━━ DATASET EXTRACT

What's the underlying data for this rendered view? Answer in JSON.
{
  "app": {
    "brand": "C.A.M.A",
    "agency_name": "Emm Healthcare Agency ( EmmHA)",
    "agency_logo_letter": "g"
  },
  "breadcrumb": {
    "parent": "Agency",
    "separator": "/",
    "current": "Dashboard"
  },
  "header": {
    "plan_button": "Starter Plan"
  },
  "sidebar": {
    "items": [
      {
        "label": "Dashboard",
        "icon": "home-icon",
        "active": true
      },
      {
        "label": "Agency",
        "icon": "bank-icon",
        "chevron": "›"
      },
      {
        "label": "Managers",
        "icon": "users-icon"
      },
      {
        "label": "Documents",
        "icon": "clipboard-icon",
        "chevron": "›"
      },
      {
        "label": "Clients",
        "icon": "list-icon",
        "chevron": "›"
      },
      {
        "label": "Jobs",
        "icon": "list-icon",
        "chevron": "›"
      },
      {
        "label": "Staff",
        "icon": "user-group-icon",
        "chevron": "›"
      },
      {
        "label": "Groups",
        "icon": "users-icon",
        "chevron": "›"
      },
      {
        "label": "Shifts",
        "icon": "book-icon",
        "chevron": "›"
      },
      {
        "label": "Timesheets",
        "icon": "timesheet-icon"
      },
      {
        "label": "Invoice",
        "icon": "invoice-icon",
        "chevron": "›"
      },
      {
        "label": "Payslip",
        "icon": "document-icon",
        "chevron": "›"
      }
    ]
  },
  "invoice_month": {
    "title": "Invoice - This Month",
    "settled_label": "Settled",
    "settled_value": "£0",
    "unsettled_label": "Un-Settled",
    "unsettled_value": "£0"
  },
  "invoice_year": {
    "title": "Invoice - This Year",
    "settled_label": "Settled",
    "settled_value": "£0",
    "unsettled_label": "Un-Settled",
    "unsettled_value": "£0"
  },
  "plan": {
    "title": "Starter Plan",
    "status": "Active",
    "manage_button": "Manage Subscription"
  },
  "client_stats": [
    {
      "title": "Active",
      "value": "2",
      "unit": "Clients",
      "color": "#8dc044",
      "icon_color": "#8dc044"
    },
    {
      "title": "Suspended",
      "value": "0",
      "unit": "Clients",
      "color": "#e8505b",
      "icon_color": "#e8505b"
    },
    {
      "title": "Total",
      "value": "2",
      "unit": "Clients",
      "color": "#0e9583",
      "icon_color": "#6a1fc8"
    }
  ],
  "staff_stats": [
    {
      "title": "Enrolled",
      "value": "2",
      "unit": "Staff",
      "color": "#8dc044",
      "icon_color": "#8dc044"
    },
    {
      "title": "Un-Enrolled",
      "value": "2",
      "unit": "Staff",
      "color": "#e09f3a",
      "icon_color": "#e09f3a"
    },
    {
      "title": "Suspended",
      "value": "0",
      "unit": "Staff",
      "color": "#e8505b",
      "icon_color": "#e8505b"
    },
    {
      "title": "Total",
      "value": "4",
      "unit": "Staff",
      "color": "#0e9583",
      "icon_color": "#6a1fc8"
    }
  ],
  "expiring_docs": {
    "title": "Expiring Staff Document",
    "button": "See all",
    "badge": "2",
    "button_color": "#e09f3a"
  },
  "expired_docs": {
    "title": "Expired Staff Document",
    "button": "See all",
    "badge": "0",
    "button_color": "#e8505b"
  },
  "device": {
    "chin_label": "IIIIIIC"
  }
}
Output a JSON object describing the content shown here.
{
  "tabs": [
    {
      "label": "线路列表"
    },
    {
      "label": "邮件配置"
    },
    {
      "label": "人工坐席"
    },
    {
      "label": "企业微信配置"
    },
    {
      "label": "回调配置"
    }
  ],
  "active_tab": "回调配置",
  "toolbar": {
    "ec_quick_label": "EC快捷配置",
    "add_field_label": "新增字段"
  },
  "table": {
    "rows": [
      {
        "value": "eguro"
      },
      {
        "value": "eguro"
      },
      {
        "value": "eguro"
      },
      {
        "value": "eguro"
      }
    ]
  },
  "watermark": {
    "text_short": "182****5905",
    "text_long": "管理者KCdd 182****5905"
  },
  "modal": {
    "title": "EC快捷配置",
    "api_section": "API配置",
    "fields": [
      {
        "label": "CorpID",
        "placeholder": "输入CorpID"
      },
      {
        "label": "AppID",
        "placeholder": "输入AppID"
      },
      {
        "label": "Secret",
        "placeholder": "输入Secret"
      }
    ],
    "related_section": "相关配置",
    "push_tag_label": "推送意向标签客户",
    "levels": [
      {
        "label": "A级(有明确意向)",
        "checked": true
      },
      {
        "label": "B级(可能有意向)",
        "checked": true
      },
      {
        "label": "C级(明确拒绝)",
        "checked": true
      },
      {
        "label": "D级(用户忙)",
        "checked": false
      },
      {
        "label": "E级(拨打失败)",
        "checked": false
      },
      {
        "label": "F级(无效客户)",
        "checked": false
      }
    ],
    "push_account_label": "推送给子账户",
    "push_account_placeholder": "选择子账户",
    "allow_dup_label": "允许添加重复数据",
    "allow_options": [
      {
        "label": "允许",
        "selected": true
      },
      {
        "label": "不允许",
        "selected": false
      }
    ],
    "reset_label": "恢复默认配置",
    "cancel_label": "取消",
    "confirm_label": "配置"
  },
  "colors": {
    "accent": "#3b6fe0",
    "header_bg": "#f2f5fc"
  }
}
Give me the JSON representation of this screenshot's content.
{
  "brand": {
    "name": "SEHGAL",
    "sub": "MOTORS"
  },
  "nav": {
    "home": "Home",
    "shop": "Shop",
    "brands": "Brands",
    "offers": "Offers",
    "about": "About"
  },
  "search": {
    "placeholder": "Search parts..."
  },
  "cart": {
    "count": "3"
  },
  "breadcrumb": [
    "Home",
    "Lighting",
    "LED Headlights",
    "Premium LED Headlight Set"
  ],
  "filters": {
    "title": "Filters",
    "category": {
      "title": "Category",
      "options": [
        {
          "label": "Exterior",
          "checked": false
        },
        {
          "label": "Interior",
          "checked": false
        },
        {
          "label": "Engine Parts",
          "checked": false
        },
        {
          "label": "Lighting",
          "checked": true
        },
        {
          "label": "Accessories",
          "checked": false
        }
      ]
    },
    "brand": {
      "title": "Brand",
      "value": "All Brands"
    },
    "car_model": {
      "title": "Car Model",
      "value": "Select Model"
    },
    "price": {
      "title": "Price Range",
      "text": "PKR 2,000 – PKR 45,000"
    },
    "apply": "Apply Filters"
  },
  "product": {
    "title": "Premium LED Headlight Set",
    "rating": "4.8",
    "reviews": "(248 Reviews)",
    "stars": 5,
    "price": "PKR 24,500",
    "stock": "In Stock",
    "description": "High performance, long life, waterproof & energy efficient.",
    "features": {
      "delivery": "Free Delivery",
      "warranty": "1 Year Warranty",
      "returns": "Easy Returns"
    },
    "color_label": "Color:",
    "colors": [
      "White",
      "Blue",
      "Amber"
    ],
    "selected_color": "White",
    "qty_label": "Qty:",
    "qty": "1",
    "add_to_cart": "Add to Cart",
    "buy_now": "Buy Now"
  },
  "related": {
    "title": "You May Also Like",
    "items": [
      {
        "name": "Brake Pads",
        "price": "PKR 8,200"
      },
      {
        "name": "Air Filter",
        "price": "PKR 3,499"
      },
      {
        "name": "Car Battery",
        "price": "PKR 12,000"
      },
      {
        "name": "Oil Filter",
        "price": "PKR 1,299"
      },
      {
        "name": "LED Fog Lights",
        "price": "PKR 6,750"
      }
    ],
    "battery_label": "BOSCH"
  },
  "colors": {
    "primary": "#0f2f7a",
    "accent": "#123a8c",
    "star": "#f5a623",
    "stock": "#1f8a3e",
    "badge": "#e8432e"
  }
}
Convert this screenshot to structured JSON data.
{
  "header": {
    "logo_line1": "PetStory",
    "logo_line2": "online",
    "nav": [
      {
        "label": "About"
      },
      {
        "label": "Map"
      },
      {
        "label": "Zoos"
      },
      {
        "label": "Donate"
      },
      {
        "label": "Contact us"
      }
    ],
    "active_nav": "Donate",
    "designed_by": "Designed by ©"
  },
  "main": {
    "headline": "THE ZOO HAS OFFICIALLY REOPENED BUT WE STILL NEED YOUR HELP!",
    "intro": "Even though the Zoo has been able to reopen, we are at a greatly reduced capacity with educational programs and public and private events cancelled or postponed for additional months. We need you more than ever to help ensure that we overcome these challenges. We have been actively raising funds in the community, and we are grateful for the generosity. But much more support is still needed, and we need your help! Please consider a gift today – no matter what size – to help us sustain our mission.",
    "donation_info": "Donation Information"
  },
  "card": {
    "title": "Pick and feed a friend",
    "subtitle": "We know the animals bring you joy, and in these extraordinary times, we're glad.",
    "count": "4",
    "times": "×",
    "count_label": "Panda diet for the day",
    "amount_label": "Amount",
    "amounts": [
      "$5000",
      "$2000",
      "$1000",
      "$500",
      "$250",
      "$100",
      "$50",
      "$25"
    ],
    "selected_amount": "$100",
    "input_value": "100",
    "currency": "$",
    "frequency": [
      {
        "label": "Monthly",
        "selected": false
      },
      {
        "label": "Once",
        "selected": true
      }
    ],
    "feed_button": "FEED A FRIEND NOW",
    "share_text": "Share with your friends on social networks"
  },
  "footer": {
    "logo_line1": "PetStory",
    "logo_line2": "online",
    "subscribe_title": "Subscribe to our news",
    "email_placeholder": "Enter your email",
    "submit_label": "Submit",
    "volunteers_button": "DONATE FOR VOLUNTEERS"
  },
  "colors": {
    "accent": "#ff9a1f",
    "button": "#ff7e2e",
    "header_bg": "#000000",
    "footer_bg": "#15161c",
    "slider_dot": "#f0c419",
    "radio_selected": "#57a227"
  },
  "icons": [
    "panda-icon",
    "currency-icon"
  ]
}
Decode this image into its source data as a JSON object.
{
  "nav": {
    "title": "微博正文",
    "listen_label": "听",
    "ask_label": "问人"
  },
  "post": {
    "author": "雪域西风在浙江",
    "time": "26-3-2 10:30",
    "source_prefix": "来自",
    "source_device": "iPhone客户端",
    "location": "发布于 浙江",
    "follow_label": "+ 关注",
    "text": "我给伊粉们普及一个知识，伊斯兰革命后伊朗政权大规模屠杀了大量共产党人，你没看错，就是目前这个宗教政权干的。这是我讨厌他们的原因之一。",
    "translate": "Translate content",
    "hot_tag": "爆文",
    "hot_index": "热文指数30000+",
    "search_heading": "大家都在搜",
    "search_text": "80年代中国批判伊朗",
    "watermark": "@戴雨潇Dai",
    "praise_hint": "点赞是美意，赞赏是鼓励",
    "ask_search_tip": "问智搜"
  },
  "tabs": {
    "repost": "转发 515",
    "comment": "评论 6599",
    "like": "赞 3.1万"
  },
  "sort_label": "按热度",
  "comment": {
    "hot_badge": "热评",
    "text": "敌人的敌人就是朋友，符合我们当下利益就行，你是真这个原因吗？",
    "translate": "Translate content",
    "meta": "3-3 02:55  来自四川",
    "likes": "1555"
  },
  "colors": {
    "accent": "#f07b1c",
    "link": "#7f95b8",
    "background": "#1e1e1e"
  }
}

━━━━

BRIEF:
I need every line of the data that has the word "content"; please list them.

WRITTEN REPLY:
Output a JSON object describing the content shown here.
Give me the JSON representation of this screenshot's content.
    "translate": "Translate content",
    "translate": "Translate content",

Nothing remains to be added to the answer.